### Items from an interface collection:
[Start of section]

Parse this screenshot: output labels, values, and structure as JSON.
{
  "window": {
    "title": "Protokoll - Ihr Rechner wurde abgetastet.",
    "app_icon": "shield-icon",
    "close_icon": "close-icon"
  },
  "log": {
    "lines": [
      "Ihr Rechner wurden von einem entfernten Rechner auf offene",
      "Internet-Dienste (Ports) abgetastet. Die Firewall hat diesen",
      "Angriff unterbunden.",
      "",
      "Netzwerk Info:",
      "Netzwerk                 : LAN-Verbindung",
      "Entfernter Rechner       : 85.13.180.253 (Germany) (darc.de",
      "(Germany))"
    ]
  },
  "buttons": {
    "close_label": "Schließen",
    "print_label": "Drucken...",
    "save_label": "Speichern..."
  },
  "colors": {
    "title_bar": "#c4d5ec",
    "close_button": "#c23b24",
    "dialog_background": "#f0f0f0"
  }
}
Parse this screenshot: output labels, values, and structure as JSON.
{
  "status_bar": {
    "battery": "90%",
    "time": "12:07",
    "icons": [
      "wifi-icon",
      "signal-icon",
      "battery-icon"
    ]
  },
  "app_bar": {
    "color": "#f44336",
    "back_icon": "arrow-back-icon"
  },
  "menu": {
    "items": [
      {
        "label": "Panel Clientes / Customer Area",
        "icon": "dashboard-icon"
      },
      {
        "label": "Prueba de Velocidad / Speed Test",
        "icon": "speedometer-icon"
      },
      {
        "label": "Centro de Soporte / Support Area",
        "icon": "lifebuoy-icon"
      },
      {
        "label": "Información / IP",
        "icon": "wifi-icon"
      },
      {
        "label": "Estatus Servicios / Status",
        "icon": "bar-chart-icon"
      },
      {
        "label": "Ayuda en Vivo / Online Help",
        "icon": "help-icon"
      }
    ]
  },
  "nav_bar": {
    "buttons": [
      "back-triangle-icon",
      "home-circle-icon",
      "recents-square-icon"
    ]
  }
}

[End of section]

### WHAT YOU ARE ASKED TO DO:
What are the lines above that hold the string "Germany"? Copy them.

### ANSWER TO THIS TASK:
      "Entfernter Rechner       : 85.13.180.253 (Germany) (darc.de",
      "(Germany))"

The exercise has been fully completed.